99.6%. That was the Red Sox’s win expectancy when Vicente Padilla struck out Andruw Jones to open the seventh inning on Saturday. Freddy Garcia did not make it out of the second inning and rookie southpaw Felix Doubront had handcuffed the Yankees’ lineup through six innings, surrendering only a solo homer to Mark Teixeira along the way. The game was all Boston with eight outs to go, and that’s when the national FOX broadcast cut away to the ninth inning of Phil Humber‘s perfect game.
When the broadcast returned 15 or so minutes later, the Yankees had cut the lead to 9-5 thanks to Nick Swisher‘s grand slam. Boston still had a 94.6% win expectancy, so things really weren’t out of hand. The Yankees’ offense just never stopped, however. Following the Jones strikeout, the Yankees did not make another out until Jones struck out again later in the inning.
Eight batters reached base and seven runs had crossed the plate in between Andruw’s whiffs, shrinking the lead and the Red Sox’s win expectancy to 9-8 and 67.1%, respectively. Eighteen (!) of the next 21 batters New York sent to the plate reached base after Jones opened the seventh with that strikeout. Eighteen of 21. The onslaught went…
1. Russell Martin single. (Boston WE: 99.4%)
2. Eduardo Nunez infield single, Martin to second. (99.0%)
3. Derek Jeter walk, bases loaded with one out. (98.3%)
4. Swisher grand slam, four runs score. (94.6%)
5. Robinson Cano double. Padilla lifted for Matt Albers. (92.1%)
6. Alex Rodriguez safe on error by Mike Aviles, Cano to third. (88.4%)
7. Teixeira homer, three runs score. Albers lifted for Franklin Morales. (72.0%)

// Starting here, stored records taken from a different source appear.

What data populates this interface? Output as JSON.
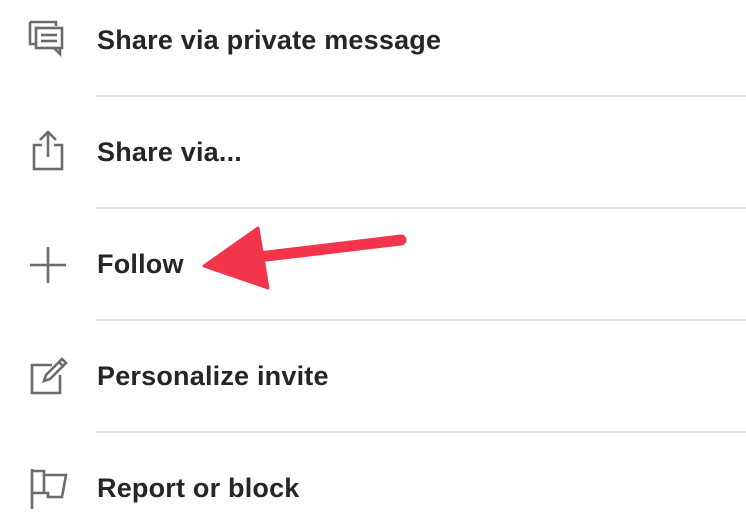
{
  "menu": {
    "items": [
      {
        "label": "Share via private message",
        "icon": "message-bubbles-icon"
      },
      {
        "label": "Share via...",
        "icon": "share-upload-icon"
      },
      {
        "label": "Follow",
        "icon": "plus-icon"
      },
      {
        "label": "Personalize invite",
        "icon": "edit-pencil-icon"
      },
      {
        "label": "Report or block",
        "icon": "flag-icon"
      }
    ]
  },
  "colors": {
    "text": "#262626",
    "icon": "#6b6b6b",
    "divider": "#e3e3e3",
    "annotation_arrow": "#f2354a"
  }
}
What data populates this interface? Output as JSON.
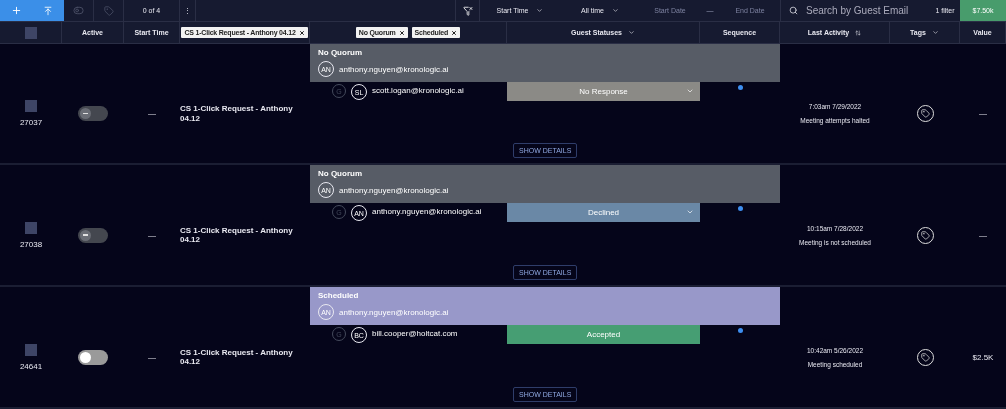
{
  "toolbar": {
    "counter": "0 of 4",
    "more": "⋮",
    "date_field": "Start Time",
    "range": "All time",
    "start_placeholder": "Start Date",
    "separator": "—",
    "end_placeholder": "End Date",
    "search_placeholder": "Search by Guest Email",
    "filter_count": "1 filter",
    "total": "$7.50k"
  },
  "header": {
    "columns": [
      {
        "kind": "checkbox",
        "checked": false
      },
      {
        "kind": "text",
        "label": "Active"
      },
      {
        "kind": "text",
        "label": "Start Time"
      },
      {
        "kind": "chips",
        "chips": [
          "CS 1-Click Request - Anthony 04.12"
        ]
      },
      {
        "kind": "chips",
        "chips": [
          "No Quorum",
          "Scheduled"
        ]
      },
      {
        "kind": "menu",
        "label": "Guest Statuses"
      },
      {
        "kind": "text",
        "label": "Sequence"
      },
      {
        "kind": "sort",
        "label": "Last Activity"
      },
      {
        "kind": "menu",
        "label": "Tags"
      },
      {
        "kind": "text",
        "label": "Value"
      }
    ]
  },
  "rows": [
    {
      "id": "27037",
      "checked": false,
      "on": false,
      "disabled": true,
      "start_time": "—",
      "name": "CS 1-Click Request - Anthony 04.12",
      "group": {
        "label": "No Quorum",
        "color": "#575c66"
      },
      "host": {
        "initials": "AN",
        "email": "anthony.nguyen@kronologic.ai"
      },
      "guest": {
        "badge": "G",
        "initials": "SL",
        "email": "scott.logan@kronologic.ai",
        "status": {
          "label": "No Response",
          "color": "#8b8a86",
          "dropdown": true
        }
      },
      "sequence": {
        "color": "#3d8ef0"
      },
      "time": "7:03am 7/29/2022",
      "activity": "Meeting attempts halted",
      "value": "—",
      "details": "SHOW DETAILS"
    },
    {
      "id": "27038",
      "checked": false,
      "on": false,
      "disabled": true,
      "start_time": "—",
      "name": "CS 1-Click Request - Anthony 04.12",
      "group": {
        "label": "No Quorum",
        "color": "#575c66"
      },
      "host": {
        "initials": "AN",
        "email": "anthony.nguyen@kronologic.ai"
      },
      "guest": {
        "badge": "G",
        "initials": "AN",
        "email": "anthony.nguyen@kronologic.ai",
        "status": {
          "label": "Declined",
          "color": "#6a88a6",
          "dropdown": true
        }
      },
      "sequence": {
        "color": "#3d8ef0"
      },
      "time": "10:15am 7/28/2022",
      "activity": "Meeting is not scheduled",
      "value": "—",
      "details": "SHOW DETAILS"
    },
    {
      "id": "24641",
      "checked": false,
      "on": false,
      "disabled": false,
      "start_time": "—",
      "name": "CS 1-Click Request - Anthony 04.12",
      "group": {
        "label": "Scheduled",
        "color": "#9898c9"
      },
      "host": {
        "initials": "AN",
        "email": "anthony.nguyen@kronologic.ai"
      },
      "guest": {
        "badge": "G",
        "initials": "BC",
        "email": "bill.cooper@holtcat.com",
        "status": {
          "label": "Accepted",
          "color": "#469e73",
          "dropdown": false
        }
      },
      "sequence": {
        "color": "#3d8ef0"
      },
      "time": "10:42am 5/26/2022",
      "activity": "Meeting scheduled",
      "value": "$2.5K",
      "details": "SHOW DETAILS"
    }
  ]
}
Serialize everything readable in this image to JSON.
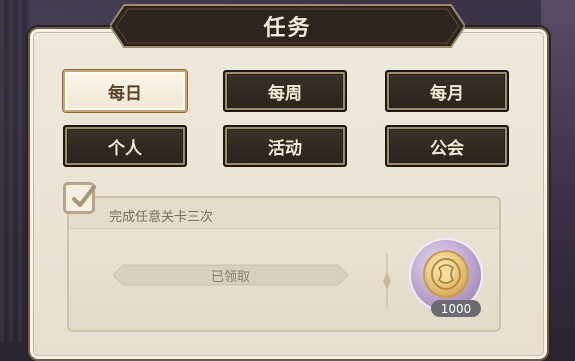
{
  "title": "任务",
  "tabs": [
    {
      "label": "每日",
      "active": true
    },
    {
      "label": "每周",
      "active": false
    },
    {
      "label": "每月",
      "active": false
    },
    {
      "label": "个人",
      "active": false
    },
    {
      "label": "活动",
      "active": false
    },
    {
      "label": "公会",
      "active": false
    }
  ],
  "quest": {
    "title": "完成任意关卡三次",
    "status": "已领取",
    "completed": true,
    "reward": {
      "icon": "gold-coin-icon",
      "amount": "1000"
    }
  },
  "colors": {
    "panel_bg": "#efe9dc",
    "tab_dark": "#2e261e",
    "tab_active": "#f7f0e0",
    "banner": "#332a22"
  }
}
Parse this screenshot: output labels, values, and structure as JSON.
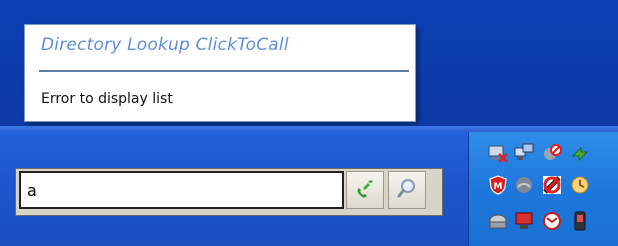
{
  "popup": {
    "title": "Directory Lookup ClickToCall",
    "message": "Error to display list"
  },
  "toolbar": {
    "search_value": "a",
    "call_button_icon": "phone-handset-icon",
    "search_button_icon": "magnifier-icon"
  },
  "tray": {
    "icons": [
      "network-muted-icon",
      "network-computer-icon",
      "shield-prohibited-icon",
      "green-arrows-icon",
      "mcafee-shield-icon",
      "gray-shield-icon",
      "signal-blocked-icon",
      "clock-orange-icon",
      "drive-icon",
      "computer-red-icon",
      "gmail-icon",
      "phone-device-icon"
    ]
  },
  "colors": {
    "desktop": "#0b3fb4",
    "taskbar": "#2560dc",
    "tray": "#2f8de8",
    "popup_title": "#5f8fd6"
  }
}
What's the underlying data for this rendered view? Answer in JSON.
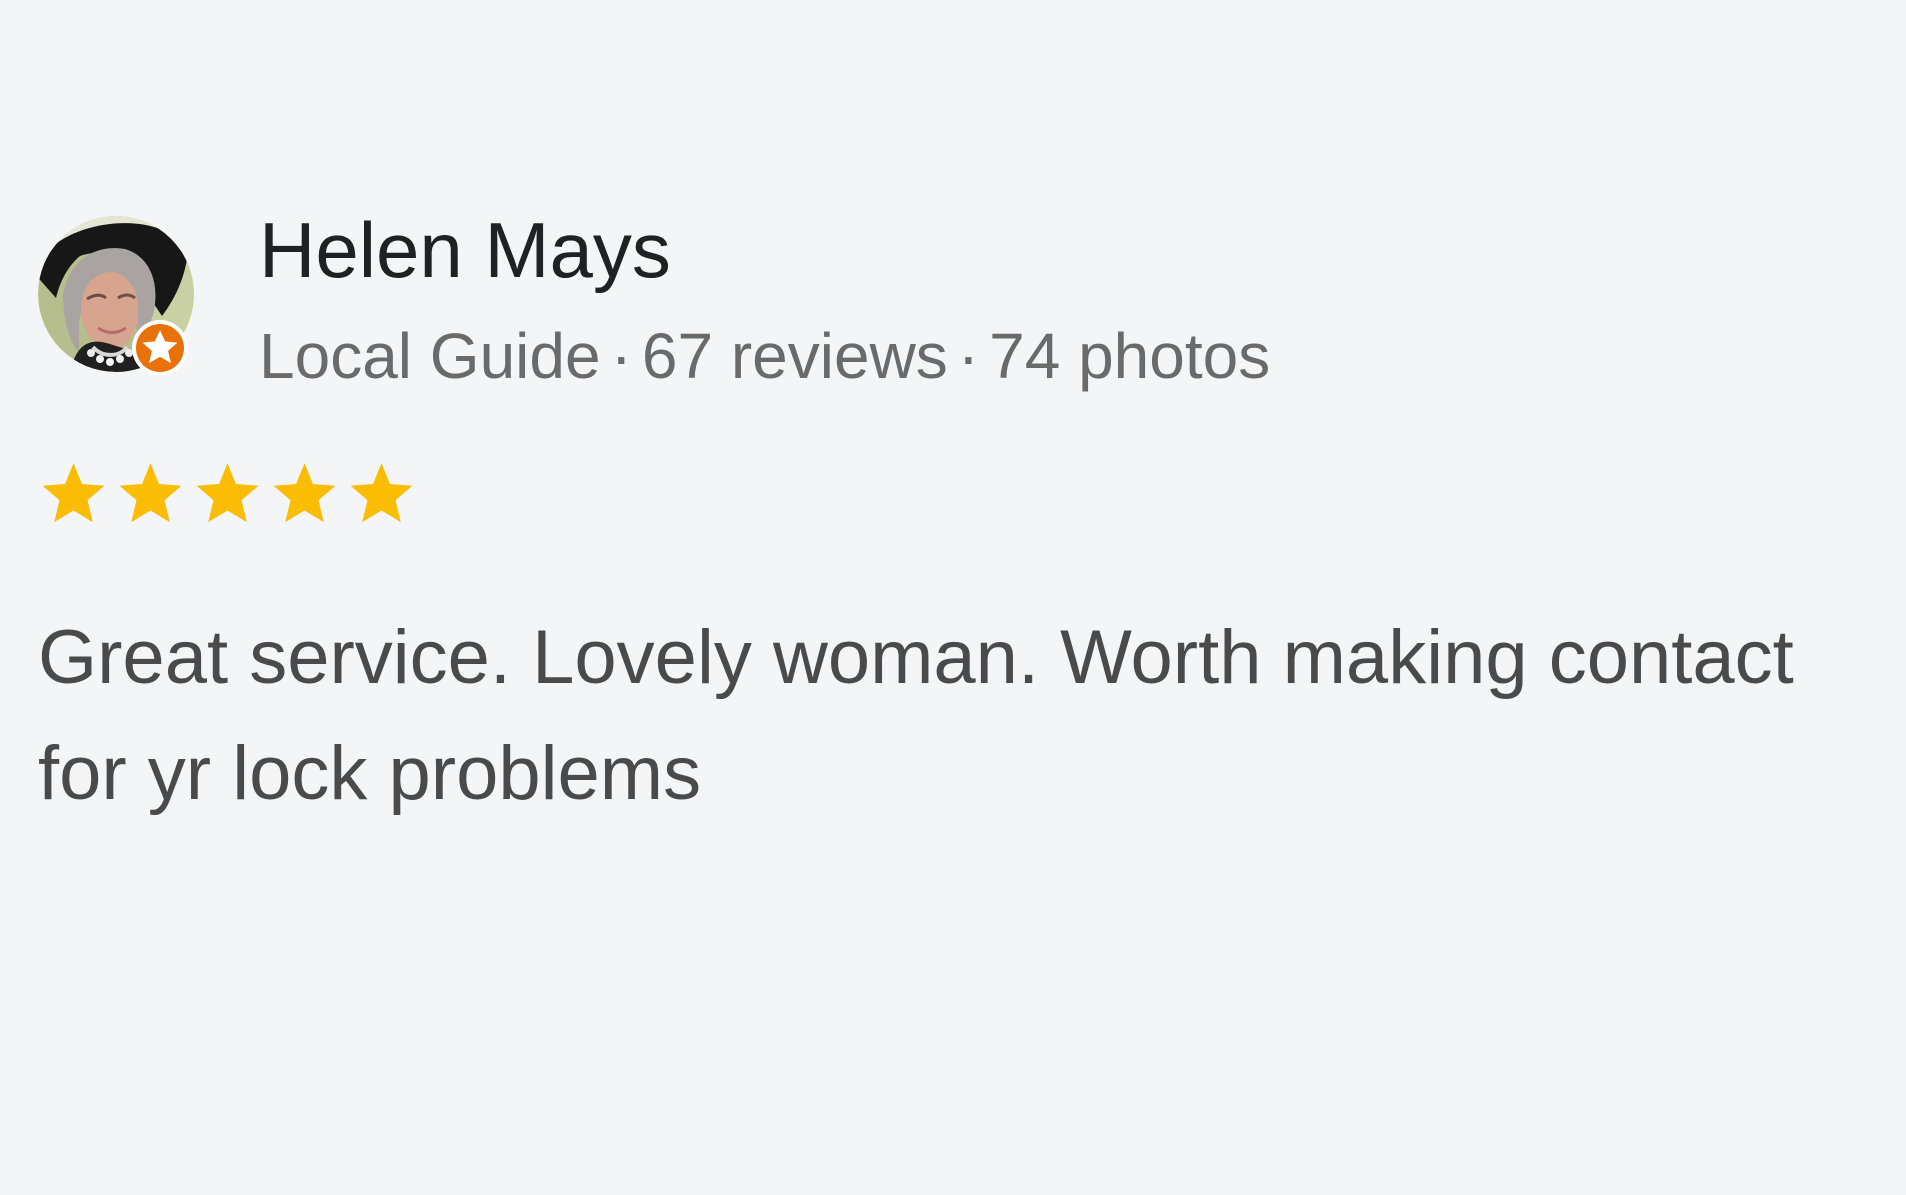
{
  "reviewer": {
    "name": "Helen Mays",
    "badge": "Local Guide",
    "separator": "·",
    "reviews": "67 reviews",
    "photos": "74 photos"
  },
  "rating": {
    "stars": 5,
    "max": 5,
    "color": "#fbbc04"
  },
  "review": {
    "text": "Great service. Lovely woman. Worth making contact for yr lock problems"
  },
  "icons": {
    "avatar": "reviewer-photo",
    "badge": "local-guide-star-icon",
    "rating": "star-icon"
  },
  "colors": {
    "background": "#f4f5f7",
    "name": "#202124",
    "meta": "#6a6a6a",
    "text": "#4a4a4a",
    "badge": "#e8710a"
  }
}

8. Curtis Granderson single. (67.1%)
9. Jones strikeout, two outs in the seventh. (72.8%)
10. Martin ground ball, Granderson out at second. Inning over. (77.6%)
11. Nunez single. Morales lifted for Alfredo Aceves. (64.0%)
12. Jeter walk, Nunez to second. (52.0%)
13. Swisher double, two runs score and Yanks take 10-9 lead. (20.9%)
14. Cano intentionally walked, runners on first and second with no outs. (18.7%)
15. A-Rod walk, bases loaded. (12.6%)
16. Teixeira ground rule double, two runs score. (4.0%)
17. Granderson intentionally walked to load the bases. Aceves lifted for Justin Thomas. (3.6%)
18. Raul Ibanez lined into double play, two outs with men on second and third. (8.4%)
19. Martin double to center, two runs score. (2.5%)
20. Nunez infield single, Martin to third. Thomas lifted for Junichi Tazawa. (2.5%)
21. Jeter infield single, run scores and Nunez to third after stealing second. (1.1%)
Swisher then flew out to center to end the carnage and the inning. The Yankees had scored 14 total runs in the seventh and eighth innings, only the second time in team history they’ve score at least seven runs in back-to-back innings. The nine-run comeback — Red Sox were up 9-0 after the fifth inning — tied for the largest comeback in franchise history, done four other times and thrice against Boston. It took seven relievers to get six outs, and the 14 runs allowed by the Red Sox’s bullpen in those two innings are more than the Yankees’ bullpen has surrendered all season (13).
With a 6.68 ERA and a 5.41 FIP, the Sox boast the least effective pitching staff in the league. The bullpen is even worse at 8.44 ERA/6.05 FIP. Mark Melancon‘s ineffectiveness/demotion is surprising but Andrew Bailey‘s injury is not. Aceves is much better than he has been though he did outperform his FIP by nearly a run and a half last season. Morales as a great arm and Padilla looked good in camp, but Thomases and Alberses and Scott Atchisons of the relief world are barely big league caliber, nevermind stalwarts on a contender. The pitching staff, specifically the bullpen, is a very real problem in New England.
The last eight months or so have been nothing short of disastrous for the Red Sox. Last September’s collapse was humiliating and depending on your opinion of rookie GM Ben Cherington and manager Bobby Valentine, may have resulted in some bad decisions. Boston is a talented team and will still win a ton of games, but there are more cracks in the dam right now than at any point in the last five or six years. The Yankees’ comeback win on Saturday was just the latest slap in the face.